▸ EXCERPTED DATA:
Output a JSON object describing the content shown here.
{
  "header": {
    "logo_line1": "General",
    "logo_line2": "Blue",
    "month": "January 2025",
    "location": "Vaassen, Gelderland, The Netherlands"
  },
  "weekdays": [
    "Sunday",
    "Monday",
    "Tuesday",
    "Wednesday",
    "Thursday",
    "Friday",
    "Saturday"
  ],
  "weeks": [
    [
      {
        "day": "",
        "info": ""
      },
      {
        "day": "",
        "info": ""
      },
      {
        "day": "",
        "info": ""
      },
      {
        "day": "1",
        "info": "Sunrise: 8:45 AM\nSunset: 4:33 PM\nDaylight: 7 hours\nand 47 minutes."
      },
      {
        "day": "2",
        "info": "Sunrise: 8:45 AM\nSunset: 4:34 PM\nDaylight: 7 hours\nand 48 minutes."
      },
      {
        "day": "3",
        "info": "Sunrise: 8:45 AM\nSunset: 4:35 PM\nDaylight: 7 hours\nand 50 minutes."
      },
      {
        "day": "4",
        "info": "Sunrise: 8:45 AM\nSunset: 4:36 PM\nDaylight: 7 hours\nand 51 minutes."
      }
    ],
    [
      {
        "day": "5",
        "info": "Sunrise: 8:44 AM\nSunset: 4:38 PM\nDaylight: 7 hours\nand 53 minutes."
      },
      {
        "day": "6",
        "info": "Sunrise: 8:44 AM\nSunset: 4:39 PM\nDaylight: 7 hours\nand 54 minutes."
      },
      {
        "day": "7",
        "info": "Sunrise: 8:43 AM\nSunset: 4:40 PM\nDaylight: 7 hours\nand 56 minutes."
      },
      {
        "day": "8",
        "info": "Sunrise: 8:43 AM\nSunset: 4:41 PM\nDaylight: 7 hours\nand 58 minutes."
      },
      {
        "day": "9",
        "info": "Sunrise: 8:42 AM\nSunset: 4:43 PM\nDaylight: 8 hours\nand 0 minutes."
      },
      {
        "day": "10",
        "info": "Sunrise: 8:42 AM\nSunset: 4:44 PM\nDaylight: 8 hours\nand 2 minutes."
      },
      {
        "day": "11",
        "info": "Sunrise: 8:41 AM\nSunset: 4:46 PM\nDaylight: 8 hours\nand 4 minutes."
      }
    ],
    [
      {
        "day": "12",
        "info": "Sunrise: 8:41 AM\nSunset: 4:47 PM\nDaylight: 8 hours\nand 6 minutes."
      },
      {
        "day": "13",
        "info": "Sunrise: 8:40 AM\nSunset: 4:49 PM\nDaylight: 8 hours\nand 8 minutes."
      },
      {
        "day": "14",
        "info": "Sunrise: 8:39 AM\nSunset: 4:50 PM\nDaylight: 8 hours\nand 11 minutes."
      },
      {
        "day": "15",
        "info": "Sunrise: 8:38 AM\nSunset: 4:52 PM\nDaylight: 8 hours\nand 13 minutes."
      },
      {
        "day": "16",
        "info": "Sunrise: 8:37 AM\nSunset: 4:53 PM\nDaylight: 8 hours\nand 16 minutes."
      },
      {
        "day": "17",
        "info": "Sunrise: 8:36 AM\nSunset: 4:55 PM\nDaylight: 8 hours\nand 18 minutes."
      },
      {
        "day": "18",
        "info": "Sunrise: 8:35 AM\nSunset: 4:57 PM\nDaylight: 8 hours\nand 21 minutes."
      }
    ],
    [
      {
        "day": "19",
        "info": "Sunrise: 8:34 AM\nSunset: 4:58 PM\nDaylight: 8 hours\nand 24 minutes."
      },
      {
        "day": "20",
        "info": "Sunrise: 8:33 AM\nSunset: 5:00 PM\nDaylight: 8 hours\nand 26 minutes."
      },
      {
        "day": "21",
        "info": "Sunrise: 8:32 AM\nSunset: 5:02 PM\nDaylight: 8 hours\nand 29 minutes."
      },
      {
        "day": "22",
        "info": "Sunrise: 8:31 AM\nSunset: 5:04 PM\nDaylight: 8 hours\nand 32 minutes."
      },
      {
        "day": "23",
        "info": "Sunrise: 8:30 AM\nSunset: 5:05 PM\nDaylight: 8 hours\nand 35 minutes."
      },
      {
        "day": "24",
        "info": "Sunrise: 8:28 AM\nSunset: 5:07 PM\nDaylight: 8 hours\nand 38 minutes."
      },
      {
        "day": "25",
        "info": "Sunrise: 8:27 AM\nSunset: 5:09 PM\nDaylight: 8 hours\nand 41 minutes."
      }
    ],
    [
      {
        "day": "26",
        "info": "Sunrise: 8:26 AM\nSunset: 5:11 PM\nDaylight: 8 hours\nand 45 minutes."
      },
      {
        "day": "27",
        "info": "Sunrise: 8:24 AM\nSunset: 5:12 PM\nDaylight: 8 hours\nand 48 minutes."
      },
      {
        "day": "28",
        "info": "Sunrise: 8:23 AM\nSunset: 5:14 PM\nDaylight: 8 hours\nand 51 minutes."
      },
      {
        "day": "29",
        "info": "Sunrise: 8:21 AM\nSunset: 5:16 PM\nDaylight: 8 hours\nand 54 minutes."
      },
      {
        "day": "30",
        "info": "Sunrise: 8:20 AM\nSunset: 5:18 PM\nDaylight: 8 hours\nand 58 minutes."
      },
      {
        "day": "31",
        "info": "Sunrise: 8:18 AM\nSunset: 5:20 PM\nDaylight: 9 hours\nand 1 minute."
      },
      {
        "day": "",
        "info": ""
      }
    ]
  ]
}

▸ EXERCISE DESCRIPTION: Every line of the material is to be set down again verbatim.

▸ EXERCISE RESULT:
Output a JSON object describing the content shown here.
{
  "header": {
    "logo_line1": "General",
    "logo_line2": "Blue",
    "month": "January 2025",
    "location": "Vaassen, Gelderland, The Netherlands"
  },
  "weekdays": [
    "Sunday",
    "Monday",
    "Tuesday",
    "Wednesday",
    "Thursday",
    "Friday",
    "Saturday"
  ],
  "weeks": [
    [
      {
        "day": "",
        "info": ""
      },
      {
        "day": "",
        "info": ""
      },
      {
        "day": "",
        "info": ""
      },
      {
        "day": "1",
        "info": "Sunrise: 8:45 AM\nSunset: 4:33 PM\nDaylight: 7 hours\nand 47 minutes."
      },
      {
        "day": "2",
        "info": "Sunrise: 8:45 AM\nSunset: 4:34 PM\nDaylight: 7 hours\nand 48 minutes."
      },
      {
        "day": "3",
        "info": "Sunrise: 8:45 AM\nSunset: 4:35 PM\nDaylight: 7 hours\nand 50 minutes."
      },
      {
        "day": "4",
        "info": "Sunrise: 8:45 AM\nSunset: 4:36 PM\nDaylight: 7 hours\nand 51 minutes."
      }
    ],
    [
      {
        "day": "5",
        "info": "Sunrise: 8:44 AM\nSunset: 4:38 PM\nDaylight: 7 hours\nand 53 minutes."
      },
      {
        "day": "6",
        "info": "Sunrise: 8:44 AM\nSunset: 4:39 PM\nDaylight: 7 hours\nand 54 minutes."
      },
      {
        "day": "7",
        "info": "Sunrise: 8:43 AM\nSunset: 4:40 PM\nDaylight: 7 hours\nand 56 minutes."
      },
      {
        "day": "8",
        "info": "Sunrise: 8:43 AM\nSunset: 4:41 PM\nDaylight: 7 hours\nand 58 minutes."
      },
      {
        "day": "9",
        "info": "Sunrise: 8:42 AM\nSunset: 4:43 PM\nDaylight: 8 hours\nand 0 minutes."
      },
      {
        "day": "10",
        "info": "Sunrise: 8:42 AM\nSunset: 4:44 PM\nDaylight: 8 hours\nand 2 minutes."
      },
      {
        "day": "11",
        "info": "Sunrise: 8:41 AM\nSunset: 4:46 PM\nDaylight: 8 hours\nand 4 minutes."
      }
    ],
    [
      {
        "day": "12",
        "info": "Sunrise: 8:41 AM\nSunset: 4:47 PM\nDaylight: 8 hours\nand 6 minutes."
      },
      {
        "day": "13",
        "info": "Sunrise: 8:40 AM\nSunset: 4:49 PM\nDaylight: 8 hours\nand 8 minutes."
      },
      {
        "day": "14",
        "info": "Sunrise: 8:39 AM\nSunset: 4:50 PM\nDaylight: 8 hours\nand 11 minutes."
      },
      {
        "day": "15",
        "info": "Sunrise: 8:38 AM\nSunset: 4:52 PM\nDaylight: 8 hours\nand 13 minutes."
      },
      {
        "day": "16",
        "info": "Sunrise: 8:37 AM\nSunset: 4:53 PM\nDaylight: 8 hours\nand 16 minutes."
      },
      {
        "day": "17",
        "info": "Sunrise: 8:36 AM\nSunset: 4:55 PM\nDaylight: 8 hours\nand 18 minutes."
      },
      {
        "day": "18",
        "info": "Sunrise: 8:35 AM\nSunset: 4:57 PM\nDaylight: 8 hours\nand 21 minutes."
      }
    ],
    [
      {
        "day": "19",
        "info": "Sunrise: 8:34 AM\nSunset: 4:58 PM\nDaylight: 8 hours\nand 24 minutes."
      },
      {
        "day": "20",
        "info": "Sunrise: 8:33 AM\nSunset: 5:00 PM\nDaylight: 8 hours\nand 26 minutes."
      },
      {
        "day": "21",
        "info": "Sunrise: 8:32 AM\nSunset: 5:02 PM\nDaylight: 8 hours\nand 29 minutes."
      },
      {
        "day": "22",
        "info": "Sunrise: 8:31 AM\nSunset: 5:04 PM\nDaylight: 8 hours\nand 32 minutes."
      },
      {
        "day": "23",
        "info": "Sunrise: 8:30 AM\nSunset: 5:05 PM\nDaylight: 8 hours\nand 35 minutes."
      },
      {
        "day": "24",
        "info": "Sunrise: 8:28 AM\nSunset: 5:07 PM\nDaylight: 8 hours\nand 38 minutes."
      },
      {
        "day": "25",
        "info": "Sunrise: 8:27 AM\nSunset: 5:09 PM\nDaylight: 8 hours\nand 41 minutes."
      }
    ],
    [
      {
        "day": "26",
        "info": "Sunrise: 8:26 AM\nSunset: 5:11 PM\nDaylight: 8 hours\nand 45 minutes."
      },
      {
        "day": "27",
        "info": "Sunrise: 8:24 AM\nSunset: 5:12 PM\nDaylight: 8 hours\nand 48 minutes."
      },
      {
        "day": "28",
        "info": "Sunrise: 8:23 AM\nSunset: 5:14 PM\nDaylight: 8 hours\nand 51 minutes."
      },
      {
        "day": "29",
        "info": "Sunrise: 8:21 AM\nSunset: 5:16 PM\nDaylight: 8 hours\nand 54 minutes."
      },
      {
        "day": "30",
        "info": "Sunrise: 8:20 AM\nSunset: 5:18 PM\nDaylight: 8 hours\nand 58 minutes."
      },
      {
        "day": "31",
        "info": "Sunrise: 8:18 AM\nSunset: 5:20 PM\nDaylight: 9 hours\nand 1 minute."
      },
      {
        "day": "",
        "info": ""
      }
    ]
  ]
}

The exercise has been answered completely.